===== Extracted data

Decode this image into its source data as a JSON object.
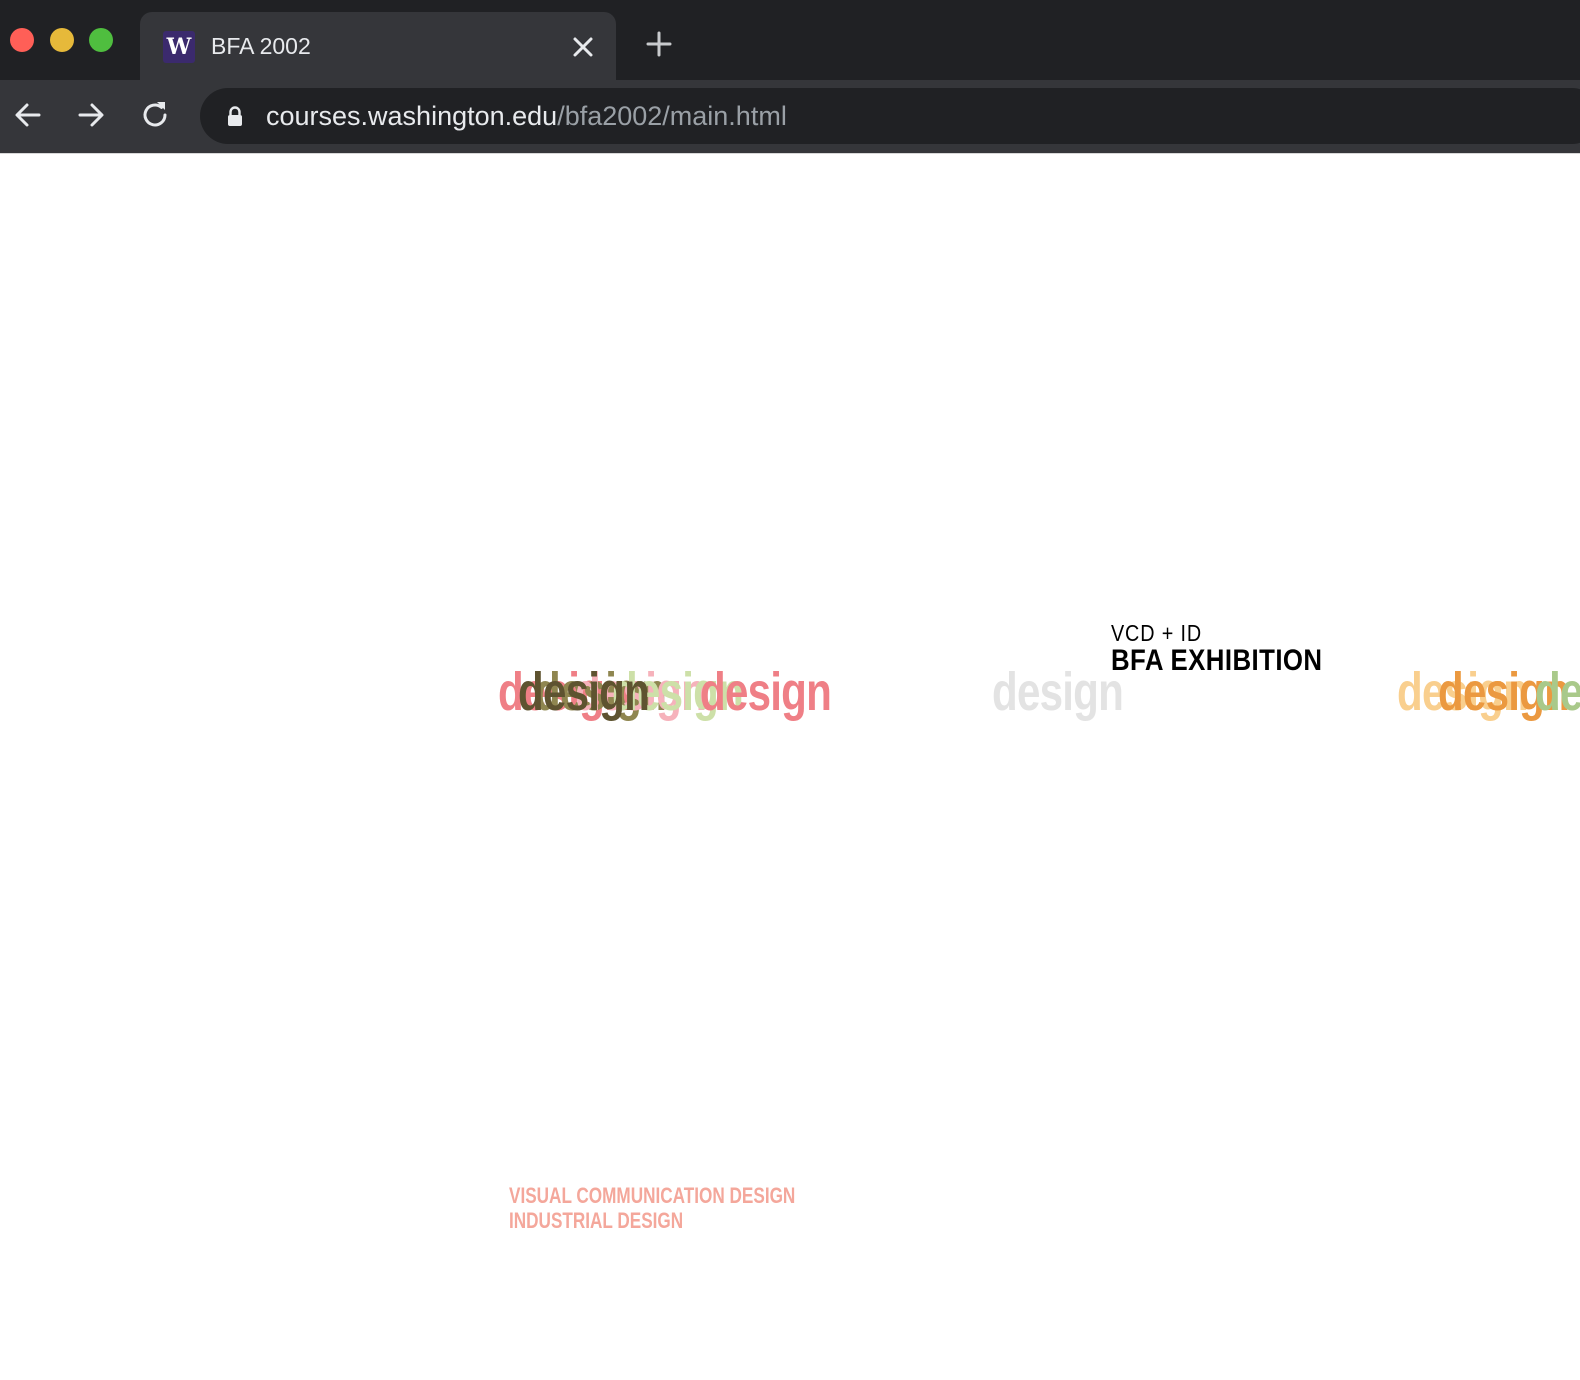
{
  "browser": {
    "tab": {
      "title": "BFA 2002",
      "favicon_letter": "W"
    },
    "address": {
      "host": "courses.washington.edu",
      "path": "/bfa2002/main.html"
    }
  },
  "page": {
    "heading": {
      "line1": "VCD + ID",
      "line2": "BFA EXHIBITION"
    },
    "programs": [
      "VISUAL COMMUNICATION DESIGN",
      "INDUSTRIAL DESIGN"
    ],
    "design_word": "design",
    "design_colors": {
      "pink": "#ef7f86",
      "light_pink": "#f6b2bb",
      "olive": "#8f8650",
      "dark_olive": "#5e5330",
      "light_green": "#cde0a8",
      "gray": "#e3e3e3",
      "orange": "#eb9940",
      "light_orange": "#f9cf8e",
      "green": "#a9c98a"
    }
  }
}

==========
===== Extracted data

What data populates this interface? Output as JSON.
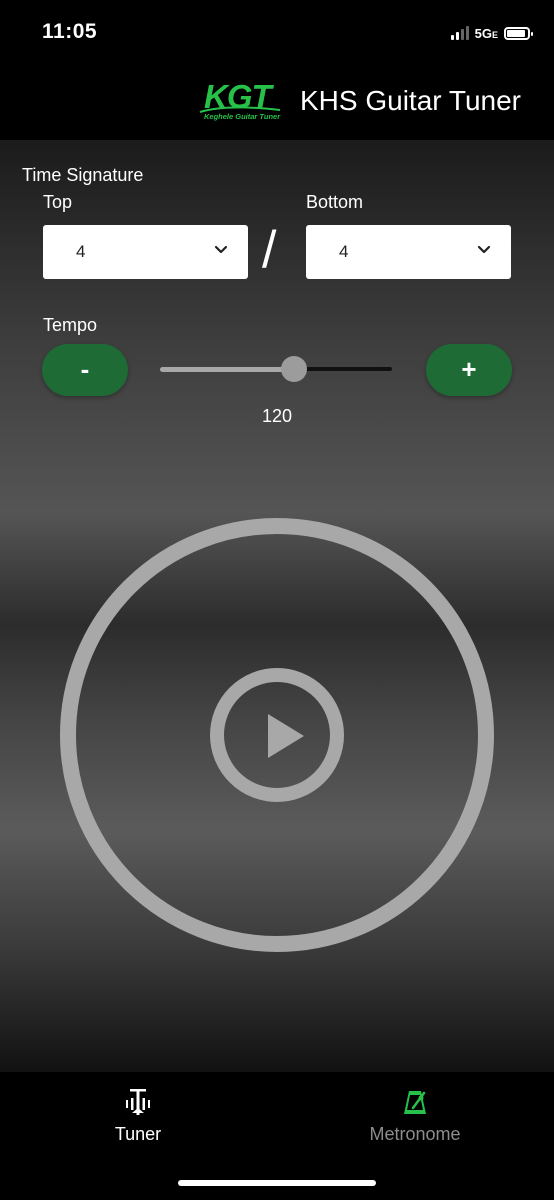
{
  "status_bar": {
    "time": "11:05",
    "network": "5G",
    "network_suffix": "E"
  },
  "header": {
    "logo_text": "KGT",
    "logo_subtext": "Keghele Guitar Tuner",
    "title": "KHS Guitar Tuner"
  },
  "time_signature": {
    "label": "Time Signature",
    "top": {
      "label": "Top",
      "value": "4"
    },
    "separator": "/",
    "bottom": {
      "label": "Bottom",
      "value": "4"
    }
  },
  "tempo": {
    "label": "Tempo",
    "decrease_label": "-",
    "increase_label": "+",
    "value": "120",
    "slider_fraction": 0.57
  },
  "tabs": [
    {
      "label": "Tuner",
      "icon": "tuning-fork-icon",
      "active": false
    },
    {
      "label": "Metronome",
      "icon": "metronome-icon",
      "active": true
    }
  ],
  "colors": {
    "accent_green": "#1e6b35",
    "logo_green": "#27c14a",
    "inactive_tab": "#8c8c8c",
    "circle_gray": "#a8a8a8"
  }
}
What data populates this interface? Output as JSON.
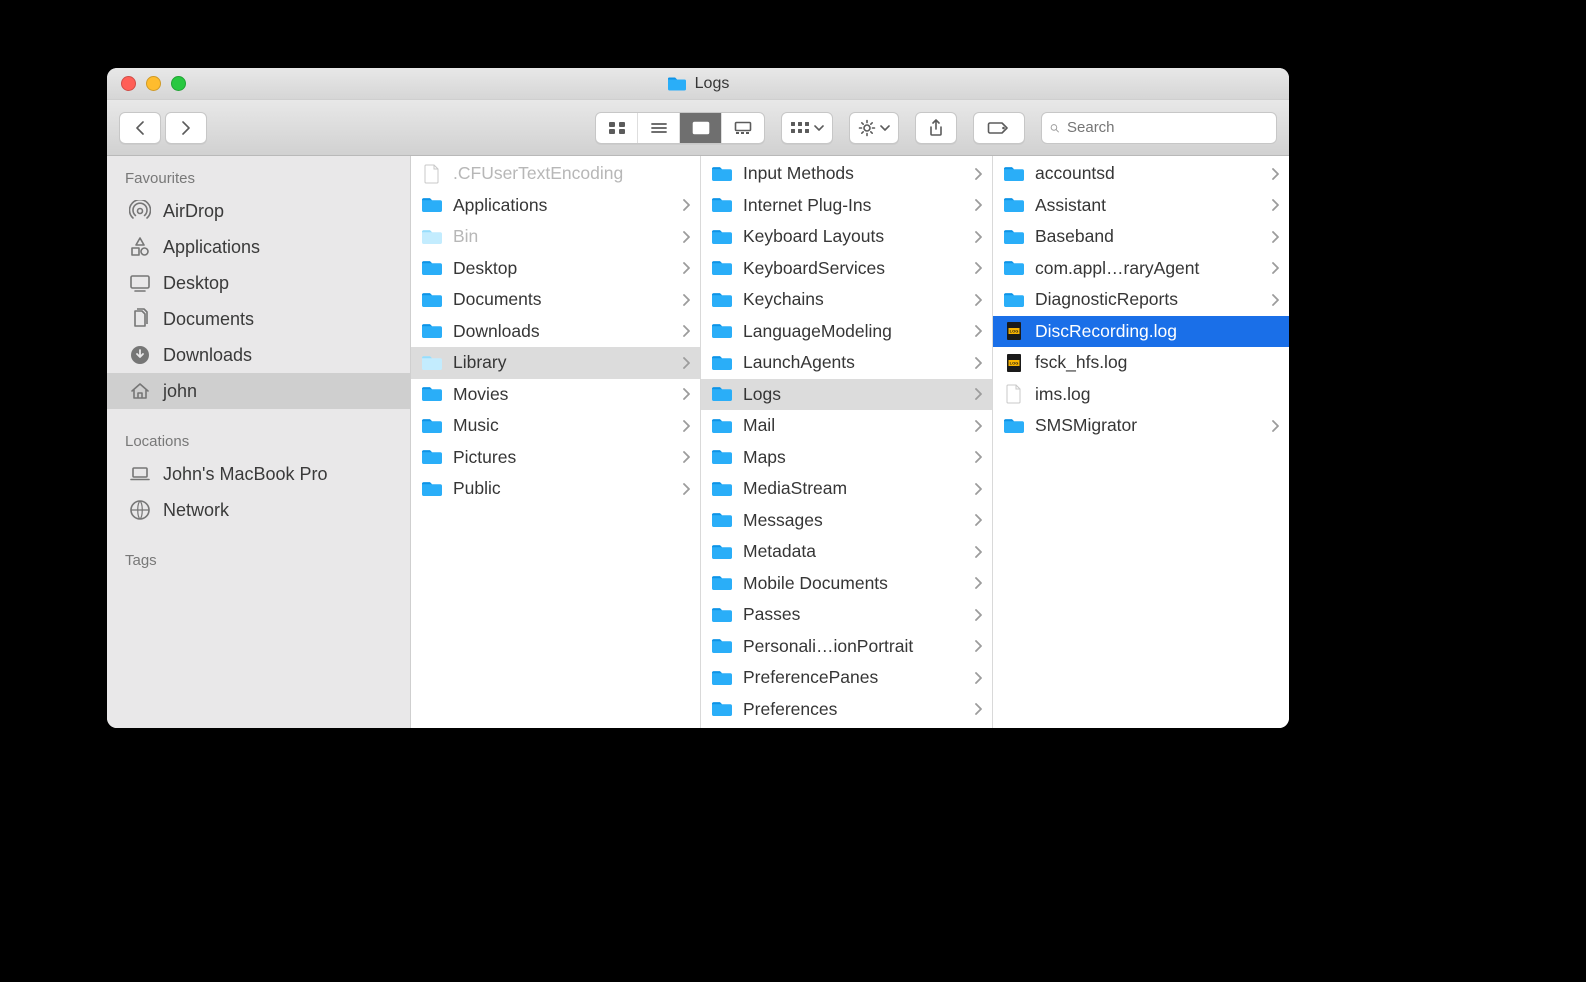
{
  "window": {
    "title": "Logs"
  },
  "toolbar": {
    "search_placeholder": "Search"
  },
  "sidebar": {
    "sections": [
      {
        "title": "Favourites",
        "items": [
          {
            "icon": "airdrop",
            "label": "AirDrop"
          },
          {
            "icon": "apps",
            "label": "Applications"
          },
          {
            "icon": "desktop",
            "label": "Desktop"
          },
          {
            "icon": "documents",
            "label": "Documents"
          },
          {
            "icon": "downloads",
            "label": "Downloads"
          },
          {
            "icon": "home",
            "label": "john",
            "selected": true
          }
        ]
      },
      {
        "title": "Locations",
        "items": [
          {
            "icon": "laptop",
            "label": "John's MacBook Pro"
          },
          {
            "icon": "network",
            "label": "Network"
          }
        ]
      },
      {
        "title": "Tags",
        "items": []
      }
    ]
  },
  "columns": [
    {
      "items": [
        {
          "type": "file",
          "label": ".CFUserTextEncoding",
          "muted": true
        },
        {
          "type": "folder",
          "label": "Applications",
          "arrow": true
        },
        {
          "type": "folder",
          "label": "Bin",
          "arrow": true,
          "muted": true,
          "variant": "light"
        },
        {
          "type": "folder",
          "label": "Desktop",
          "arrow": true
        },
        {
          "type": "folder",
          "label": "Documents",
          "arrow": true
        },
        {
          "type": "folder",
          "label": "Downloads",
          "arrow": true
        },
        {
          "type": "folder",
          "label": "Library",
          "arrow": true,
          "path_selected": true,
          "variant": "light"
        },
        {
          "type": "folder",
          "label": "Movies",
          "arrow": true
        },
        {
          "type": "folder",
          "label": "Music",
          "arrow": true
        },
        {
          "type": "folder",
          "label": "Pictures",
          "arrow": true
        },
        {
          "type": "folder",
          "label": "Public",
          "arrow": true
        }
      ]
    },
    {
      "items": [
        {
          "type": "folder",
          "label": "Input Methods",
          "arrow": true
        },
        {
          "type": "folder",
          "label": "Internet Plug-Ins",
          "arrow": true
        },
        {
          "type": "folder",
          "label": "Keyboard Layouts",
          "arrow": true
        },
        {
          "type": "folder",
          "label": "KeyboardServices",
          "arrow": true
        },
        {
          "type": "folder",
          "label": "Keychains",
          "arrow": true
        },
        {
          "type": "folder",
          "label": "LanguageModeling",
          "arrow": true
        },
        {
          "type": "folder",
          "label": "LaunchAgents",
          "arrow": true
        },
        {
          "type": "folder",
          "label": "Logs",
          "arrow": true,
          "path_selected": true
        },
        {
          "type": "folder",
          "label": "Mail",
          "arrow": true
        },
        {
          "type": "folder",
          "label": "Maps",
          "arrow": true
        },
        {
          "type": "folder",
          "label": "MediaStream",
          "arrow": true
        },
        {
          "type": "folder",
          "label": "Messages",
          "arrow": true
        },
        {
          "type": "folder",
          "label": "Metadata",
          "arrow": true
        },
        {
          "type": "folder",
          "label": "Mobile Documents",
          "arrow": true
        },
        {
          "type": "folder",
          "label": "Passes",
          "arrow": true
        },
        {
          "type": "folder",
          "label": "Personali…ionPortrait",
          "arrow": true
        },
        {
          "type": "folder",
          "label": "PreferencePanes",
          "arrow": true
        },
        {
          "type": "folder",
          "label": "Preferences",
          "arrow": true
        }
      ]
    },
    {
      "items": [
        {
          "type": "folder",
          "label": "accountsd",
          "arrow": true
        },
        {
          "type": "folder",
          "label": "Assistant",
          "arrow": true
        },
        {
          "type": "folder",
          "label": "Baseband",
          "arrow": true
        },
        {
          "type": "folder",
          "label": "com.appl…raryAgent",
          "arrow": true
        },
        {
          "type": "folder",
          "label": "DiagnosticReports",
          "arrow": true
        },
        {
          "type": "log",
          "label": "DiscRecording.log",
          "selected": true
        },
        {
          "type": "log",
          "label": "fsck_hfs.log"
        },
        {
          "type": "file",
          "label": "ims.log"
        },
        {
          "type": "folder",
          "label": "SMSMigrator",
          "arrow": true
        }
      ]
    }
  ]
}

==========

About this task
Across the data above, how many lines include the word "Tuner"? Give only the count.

Exercise response
3